=== Section Start ===

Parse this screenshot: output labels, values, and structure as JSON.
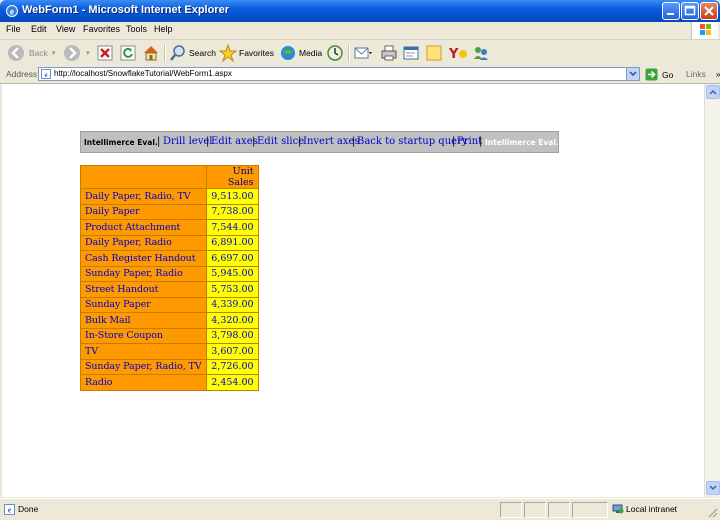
{
  "window": {
    "title": "WebForm1 - Microsoft Internet Explorer"
  },
  "menu": [
    "File",
    "Edit",
    "View",
    "Favorites",
    "Tools",
    "Help"
  ],
  "toolbar": {
    "back": "Back",
    "search": "Search",
    "favorites": "Favorites",
    "media": "Media"
  },
  "address": {
    "label": "Address",
    "url": "http://localhost/SnowflakeTutorial/WebForm1.aspx",
    "go": "Go",
    "links": "Links"
  },
  "status": {
    "text": "Done",
    "zone": "Local intranet"
  },
  "page": {
    "brand": "Intellimerce Eval.",
    "nav": [
      "Drill level",
      "Edit axes",
      "Edit slice",
      "Invert axes",
      "Back to startup query",
      "Print"
    ],
    "brand_right": "Intellimerce Eval.",
    "table": {
      "header": "Unit Sales",
      "rows": [
        {
          "label": "Daily Paper, Radio, TV",
          "value": "9,513.00"
        },
        {
          "label": "Daily Paper",
          "value": "7,738.00"
        },
        {
          "label": "Product Attachment",
          "value": "7,544.00"
        },
        {
          "label": "Daily Paper, Radio",
          "value": "6,891.00"
        },
        {
          "label": "Cash Register Handout",
          "value": "6,697.00"
        },
        {
          "label": "Sunday Paper, Radio",
          "value": "5,945.00"
        },
        {
          "label": "Street Handout",
          "value": "5,753.00"
        },
        {
          "label": "Sunday Paper",
          "value": "4,339.00"
        },
        {
          "label": "Bulk Mail",
          "value": "4,320.00"
        },
        {
          "label": "In-Store Coupon",
          "value": "3,798.00"
        },
        {
          "label": "TV",
          "value": "3,607.00"
        },
        {
          "label": "Sunday Paper, Radio, TV",
          "value": "2,726.00"
        },
        {
          "label": "Radio",
          "value": "2,454.00"
        }
      ]
    }
  }
}
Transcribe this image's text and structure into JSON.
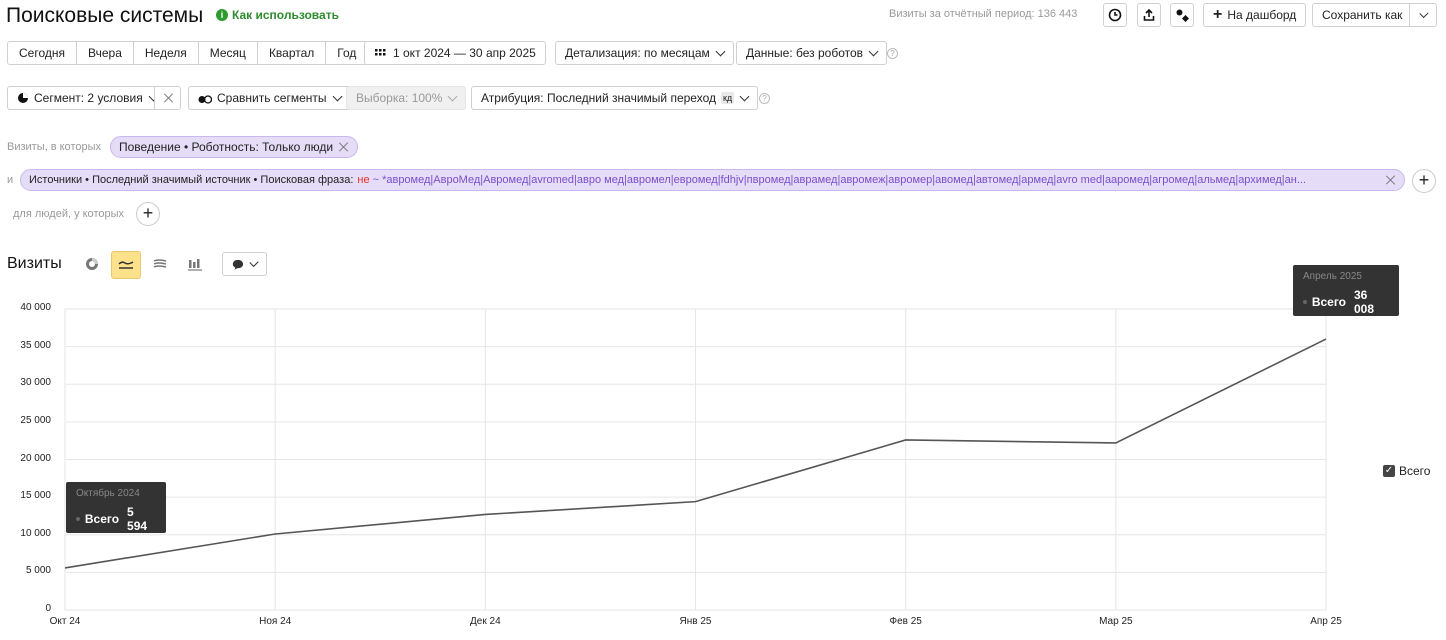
{
  "header": {
    "title": "Поисковые системы",
    "how_to_use": "Как использовать",
    "visits_label": "Визиты за отчётный период: 136 443",
    "dashboard_button": "На дашборд",
    "save_as_button": "Сохранить как"
  },
  "periods": [
    "Сегодня",
    "Вчера",
    "Неделя",
    "Месяц",
    "Квартал",
    "Год"
  ],
  "date_range": "1 окт 2024 — 30 апр 2025",
  "detail_dropdown": "Детализация: по месяцам",
  "data_dropdown": "Данные: без роботов",
  "segment_dropdown": "Сегмент: 2 условия",
  "compare_dropdown": "Сравнить сегменты",
  "sample_dropdown": "Выборка: 100%",
  "attribution_dropdown": "Атрибуция: Последний значимый переход",
  "attribution_badge": "кд",
  "filters": {
    "visits_label": "Визиты, в которых",
    "condition1": "Поведение • Роботность: Только люди",
    "and_label": "и",
    "condition2_prefix": "Источники • Последний значимый источник • Поисковая фраза:",
    "condition2_not": "не",
    "condition2_value": "~ *авромед|АвроМед|Авромед|avromed|авро мед|авромел|евромед|fdhjv|пвромед|аврамед|авромеж|авромер|авомед|автомед|армед|avro med|аaромед|агромед|альмед|архимед|ан...",
    "people_label": "для людей, у которых"
  },
  "section_title": "Визиты",
  "legend": {
    "label": "Всего",
    "checked": true
  },
  "tooltips": {
    "first": {
      "title": "Октябрь 2024",
      "series": "Всего",
      "value": "5 594"
    },
    "last": {
      "title": "Апрель 2025",
      "series": "Всего",
      "value": "36 008"
    }
  },
  "colors": {
    "line": "#555555",
    "grid": "#e6e6e6",
    "chip_bg": "#e5dcf7",
    "highlight": "#fde28b",
    "not_red": "#e5322d",
    "help_green": "#2e9b2e",
    "purple_text": "#7a4fc9"
  },
  "chart_data": {
    "type": "line",
    "categories": [
      "Окт 24",
      "Ноя 24",
      "Дек 24",
      "Янв 25",
      "Фев 25",
      "Мар 25",
      "Апр 25"
    ],
    "series": [
      {
        "name": "Всего",
        "values": [
          5594,
          10100,
          12700,
          14400,
          22600,
          22200,
          36008
        ]
      }
    ],
    "ylim": [
      0,
      40000
    ],
    "yticks": [
      0,
      5000,
      10000,
      15000,
      20000,
      25000,
      30000,
      35000,
      40000
    ],
    "ytick_labels": [
      "0",
      "5 000",
      "10 000",
      "15 000",
      "20 000",
      "25 000",
      "30 000",
      "35 000",
      "40 000"
    ],
    "grid": true,
    "legend": "right"
  }
}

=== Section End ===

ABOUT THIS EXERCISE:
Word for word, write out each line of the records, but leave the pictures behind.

OUTPUT OF THE EXERCISE:
Parse this screenshot: output labels, values, and structure as JSON.
{
  "window": {
    "title": "WebForm1 - Microsoft Internet Explorer"
  },
  "menu": [
    "File",
    "Edit",
    "View",
    "Favorites",
    "Tools",
    "Help"
  ],
  "toolbar": {
    "back": "Back",
    "search": "Search",
    "favorites": "Favorites",
    "media": "Media"
  },
  "address": {
    "label": "Address",
    "url": "http://localhost/SnowflakeTutorial/WebForm1.aspx",
    "go": "Go",
    "links": "Links"
  },
  "status": {
    "text": "Done",
    "zone": "Local intranet"
  },
  "page": {
    "brand": "Intellimerce Eval.",
    "nav": [
      "Drill level",
      "Edit axes",
      "Edit slice",
      "Invert axes",
      "Back to startup query",
      "Print"
    ],
    "brand_right": "Intellimerce Eval.",
    "table": {
      "header": "Unit Sales",
      "rows": [
        {
          "label": "Daily Paper, Radio, TV",
          "value": "9,513.00"
        },
        {
          "label": "Daily Paper",
          "value": "7,738.00"
        },
        {
          "label": "Product Attachment",
          "value": "7,544.00"
        },
        {
          "label": "Daily Paper, Radio",
          "value": "6,891.00"
        },
        {
          "label": "Cash Register Handout",
          "value": "6,697.00"
        },
        {
          "label": "Sunday Paper, Radio",
          "value": "5,945.00"
        },
        {
          "label": "Street Handout",
          "value": "5,753.00"
        },
        {
          "label": "Sunday Paper",
          "value": "4,339.00"
        },
        {
          "label": "Bulk Mail",
          "value": "4,320.00"
        },
        {
          "label": "In-Store Coupon",
          "value": "3,798.00"
        },
        {
          "label": "TV",
          "value": "3,607.00"
        },
        {
          "label": "Sunday Paper, Radio, TV",
          "value": "2,726.00"
        },
        {
          "label": "Radio",
          "value": "2,454.00"
        }
      ]
    }
  }
}
Transcribe this image's text and structure into JSON.
{
  "header": {
    "title": "Поисковые системы",
    "how_to_use": "Как использовать",
    "visits_label": "Визиты за отчётный период: 136 443",
    "dashboard_button": "На дашборд",
    "save_as_button": "Сохранить как"
  },
  "periods": [
    "Сегодня",
    "Вчера",
    "Неделя",
    "Месяц",
    "Квартал",
    "Год"
  ],
  "date_range": "1 окт 2024 — 30 апр 2025",
  "detail_dropdown": "Детализация: по месяцам",
  "data_dropdown": "Данные: без роботов",
  "segment_dropdown": "Сегмент: 2 условия",
  "compare_dropdown": "Сравнить сегменты",
  "sample_dropdown": "Выборка: 100%",
  "attribution_dropdown": "Атрибуция: Последний значимый переход",
  "attribution_badge": "кд",
  "filters": {
    "visits_label": "Визиты, в которых",
    "condition1": "Поведение • Роботность: Только люди",
    "and_label": "и",
    "condition2_prefix": "Источники • Последний значимый источник • Поисковая фраза:",
    "condition2_not": "не",
    "condition2_value": "~ *авромед|АвроМед|Авромед|avromed|авро мед|авромел|евромед|fdhjv|пвромед|аврамед|авромеж|авромер|авомед|автомед|армед|avro med|аaромед|агромед|альмед|архимед|ан...",
    "people_label": "для людей, у которых"
  },
  "section_title": "Визиты",
  "legend": {
    "label": "Всего",
    "checked": true
  },
  "tooltips": {
    "first": {
      "title": "Октябрь 2024",
      "series": "Всего",
      "value": "5 594"
    },
    "last": {
      "title": "Апрель 2025",
      "series": "Всего",
      "value": "36 008"
    }
  },
  "colors": {
    "line": "#555555",
    "grid": "#e6e6e6",
    "chip_bg": "#e5dcf7",
    "highlight": "#fde28b",
    "not_red": "#e5322d",
    "help_green": "#2e9b2e",
    "purple_text": "#7a4fc9"
  },
  "chart_data": {
    "type": "line",
    "categories": [
      "Окт 24",
      "Ноя 24",
      "Дек 24",
      "Янв 25",
      "Фев 25",
      "Мар 25",
      "Апр 25"
    ],
    "series": [
      {
        "name": "Всего",
        "values": [
          5594,
          10100,
          12700,
          14400,
          22600,
          22200,
          36008
        ]
      }
    ],
    "ylim": [
      0,
      40000
    ],
    "yticks": [
      0,
      5000,
      10000,
      15000,
      20000,
      25000,
      30000,
      35000,
      40000
    ],
    "ytick_labels": [
      "0",
      "5 000",
      "10 000",
      "15 000",
      "20 000",
      "25 000",
      "30 000",
      "35 000",
      "40 000"
    ],
    "grid": true,
    "legend": "right"
  }
}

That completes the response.